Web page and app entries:
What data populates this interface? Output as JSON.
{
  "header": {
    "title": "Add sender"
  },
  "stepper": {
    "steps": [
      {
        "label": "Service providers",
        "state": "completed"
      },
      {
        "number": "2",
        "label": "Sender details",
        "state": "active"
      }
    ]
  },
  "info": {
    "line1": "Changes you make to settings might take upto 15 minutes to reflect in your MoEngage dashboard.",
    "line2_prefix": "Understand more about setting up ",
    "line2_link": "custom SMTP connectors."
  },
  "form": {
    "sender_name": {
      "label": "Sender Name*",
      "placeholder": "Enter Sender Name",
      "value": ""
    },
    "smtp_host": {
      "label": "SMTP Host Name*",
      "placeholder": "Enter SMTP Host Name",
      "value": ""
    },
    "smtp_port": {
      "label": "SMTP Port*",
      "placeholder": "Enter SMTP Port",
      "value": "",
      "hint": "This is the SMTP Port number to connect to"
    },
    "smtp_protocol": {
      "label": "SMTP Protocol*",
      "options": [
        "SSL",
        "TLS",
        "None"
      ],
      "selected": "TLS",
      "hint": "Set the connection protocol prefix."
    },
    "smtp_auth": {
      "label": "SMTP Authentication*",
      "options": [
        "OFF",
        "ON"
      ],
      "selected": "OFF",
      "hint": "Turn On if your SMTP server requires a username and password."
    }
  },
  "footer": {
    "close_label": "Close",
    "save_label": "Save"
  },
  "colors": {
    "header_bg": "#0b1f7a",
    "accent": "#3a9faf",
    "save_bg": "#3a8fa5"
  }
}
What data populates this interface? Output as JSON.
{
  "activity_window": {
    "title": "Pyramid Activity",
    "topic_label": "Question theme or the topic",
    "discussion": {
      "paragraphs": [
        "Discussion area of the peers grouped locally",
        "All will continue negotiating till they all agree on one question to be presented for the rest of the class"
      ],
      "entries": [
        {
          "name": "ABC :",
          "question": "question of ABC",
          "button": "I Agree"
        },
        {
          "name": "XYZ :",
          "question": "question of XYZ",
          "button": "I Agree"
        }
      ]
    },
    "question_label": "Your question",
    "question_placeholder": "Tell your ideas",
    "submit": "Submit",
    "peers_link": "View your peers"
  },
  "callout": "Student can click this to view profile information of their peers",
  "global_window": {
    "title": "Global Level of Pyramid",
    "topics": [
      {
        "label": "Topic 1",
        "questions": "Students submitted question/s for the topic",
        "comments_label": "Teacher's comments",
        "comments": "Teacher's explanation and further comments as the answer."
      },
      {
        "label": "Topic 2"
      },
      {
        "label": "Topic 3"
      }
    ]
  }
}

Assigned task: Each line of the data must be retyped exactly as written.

Expected answer:
What data populates this interface? Output as JSON.
{
  "header": {
    "title": "Add sender"
  },
  "stepper": {
    "steps": [
      {
        "label": "Service providers",
        "state": "completed"
      },
      {
        "number": "2",
        "label": "Sender details",
        "state": "active"
      }
    ]
  },
  "info": {
    "line1": "Changes you make to settings might take upto 15 minutes to reflect in your MoEngage dashboard.",
    "line2_prefix": "Understand more about setting up ",
    "line2_link": "custom SMTP connectors."
  },
  "form": {
    "sender_name": {
      "label": "Sender Name*",
      "placeholder": "Enter Sender Name",
      "value": ""
    },
    "smtp_host": {
      "label": "SMTP Host Name*",
      "placeholder": "Enter SMTP Host Name",
      "value": ""
    },
    "smtp_port": {
      "label": "SMTP Port*",
      "placeholder": "Enter SMTP Port",
      "value": "",
      "hint": "This is the SMTP Port number to connect to"
    },
    "smtp_protocol": {
      "label": "SMTP Protocol*",
      "options": [
        "SSL",
        "TLS",
        "None"
      ],
      "selected": "TLS",
      "hint": "Set the connection protocol prefix."
    },
    "smtp_auth": {
      "label": "SMTP Authentication*",
      "options": [
        "OFF",
        "ON"
      ],
      "selected": "OFF",
      "hint": "Turn On if your SMTP server requires a username and password."
    }
  },
  "footer": {
    "close_label": "Close",
    "save_label": "Save"
  },
  "colors": {
    "header_bg": "#0b1f7a",
    "accent": "#3a9faf",
    "save_bg": "#3a8fa5"
  }
}
What data populates this interface? Output as JSON.
{
  "activity_window": {
    "title": "Pyramid Activity",
    "topic_label": "Question theme or the topic",
    "discussion": {
      "paragraphs": [
        "Discussion area of the peers grouped locally",
        "All will continue negotiating till they all agree on one question to be presented for the rest of the class"
      ],
      "entries": [
        {
          "name": "ABC :",
          "question": "question of ABC",
          "button": "I Agree"
        },
        {
          "name": "XYZ :",
          "question": "question of XYZ",
          "button": "I Agree"
        }
      ]
    },
    "question_label": "Your question",
    "question_placeholder": "Tell your ideas",
    "submit": "Submit",
    "peers_link": "View your peers"
  },
  "callout": "Student can click this to view profile information of their peers",
  "global_window": {
    "title": "Global Level of Pyramid",
    "topics": [
      {
        "label": "Topic 1",
        "questions": "Students submitted question/s for the topic",
        "comments_label": "Teacher's comments",
        "comments": "Teacher's explanation and further comments as the answer."
      },
      {
        "label": "Topic 2"
      },
      {
        "label": "Topic 3"
      }
    ]
  }
}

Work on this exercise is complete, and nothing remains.